**What needs to be done:** Output all of the data exactly as it appears, but leave out any pictures it contains.

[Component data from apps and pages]
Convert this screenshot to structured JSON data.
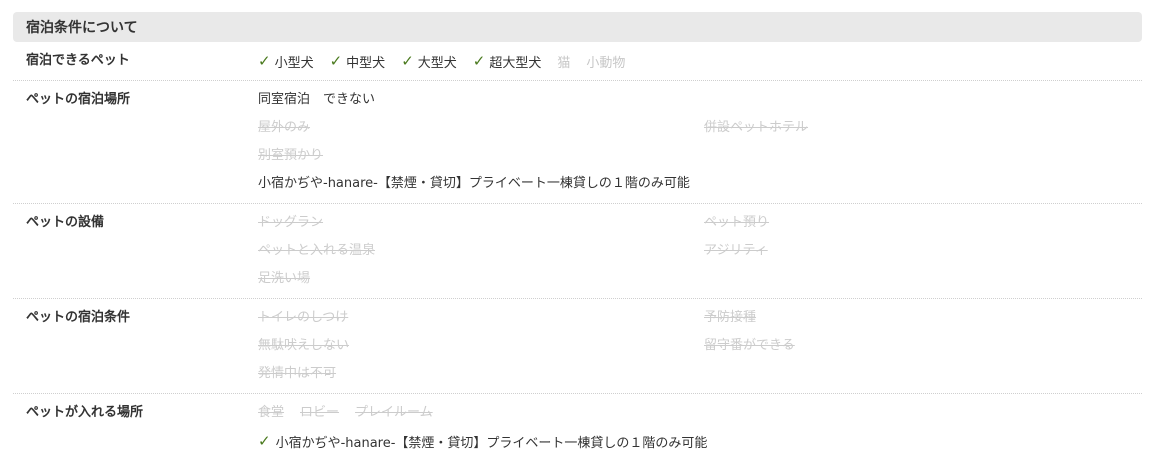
{
  "section_title": "宿泊条件について",
  "rows": {
    "pets": {
      "label": "宿泊できるペット",
      "items": [
        {
          "text": "小型犬",
          "on": true
        },
        {
          "text": "中型犬",
          "on": true
        },
        {
          "text": "大型犬",
          "on": true
        },
        {
          "text": "超大型犬",
          "on": true
        },
        {
          "text": "猫",
          "on": false
        },
        {
          "text": "小動物",
          "on": false
        }
      ]
    },
    "place": {
      "label": "ペットの宿泊場所",
      "main": "同室宿泊　できない",
      "opt1": "屋外のみ",
      "opt2": "併設ペットホテル",
      "opt3": "別室預かり",
      "note": "小宿かぢや-hanare-【禁煙・貸切】プライベート一棟貸しの１階のみ可能"
    },
    "facilities": {
      "label": "ペットの設備",
      "f1": "ドッグラン",
      "f2": "ペット預り",
      "f3": "ペットと入れる温泉",
      "f4": "アジリティ",
      "f5": "足洗い場"
    },
    "conditions": {
      "label": "ペットの宿泊条件",
      "c1": "トイレのしつけ",
      "c2": "予防接種",
      "c3": "無駄吠えしない",
      "c4": "留守番ができる",
      "c5": "発情中は不可"
    },
    "areas": {
      "label": "ペットが入れる場所",
      "a1": "食堂",
      "a2": "ロビー",
      "a3": "プレイルーム",
      "allowed": "小宿かぢや-hanare-【禁煙・貸切】プライベート一棟貸しの１階のみ可能"
    }
  },
  "colors": {
    "check": "#4a7a1e",
    "disabled": "#cccccc",
    "header_bg": "#e9e9e9"
  }
}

**Solution to this problem:**
Convert this screenshot to structured JSON data.
{
  "section_title": "宿泊条件について",
  "rows": {
    "pets": {
      "label": "宿泊できるペット",
      "items": [
        {
          "text": "小型犬",
          "on": true
        },
        {
          "text": "中型犬",
          "on": true
        },
        {
          "text": "大型犬",
          "on": true
        },
        {
          "text": "超大型犬",
          "on": true
        },
        {
          "text": "猫",
          "on": false
        },
        {
          "text": "小動物",
          "on": false
        }
      ]
    },
    "place": {
      "label": "ペットの宿泊場所",
      "main": "同室宿泊　できない",
      "opt1": "屋外のみ",
      "opt2": "併設ペットホテル",
      "opt3": "別室預かり",
      "note": "小宿かぢや-hanare-【禁煙・貸切】プライベート一棟貸しの１階のみ可能"
    },
    "facilities": {
      "label": "ペットの設備",
      "f1": "ドッグラン",
      "f2": "ペット預り",
      "f3": "ペットと入れる温泉",
      "f4": "アジリティ",
      "f5": "足洗い場"
    },
    "conditions": {
      "label": "ペットの宿泊条件",
      "c1": "トイレのしつけ",
      "c2": "予防接種",
      "c3": "無駄吠えしない",
      "c4": "留守番ができる",
      "c5": "発情中は不可"
    },
    "areas": {
      "label": "ペットが入れる場所",
      "a1": "食堂",
      "a2": "ロビー",
      "a3": "プレイルーム",
      "allowed": "小宿かぢや-hanare-【禁煙・貸切】プライベート一棟貸しの１階のみ可能"
    }
  },
  "colors": {
    "check": "#4a7a1e",
    "disabled": "#cccccc",
    "header_bg": "#e9e9e9"
  }
}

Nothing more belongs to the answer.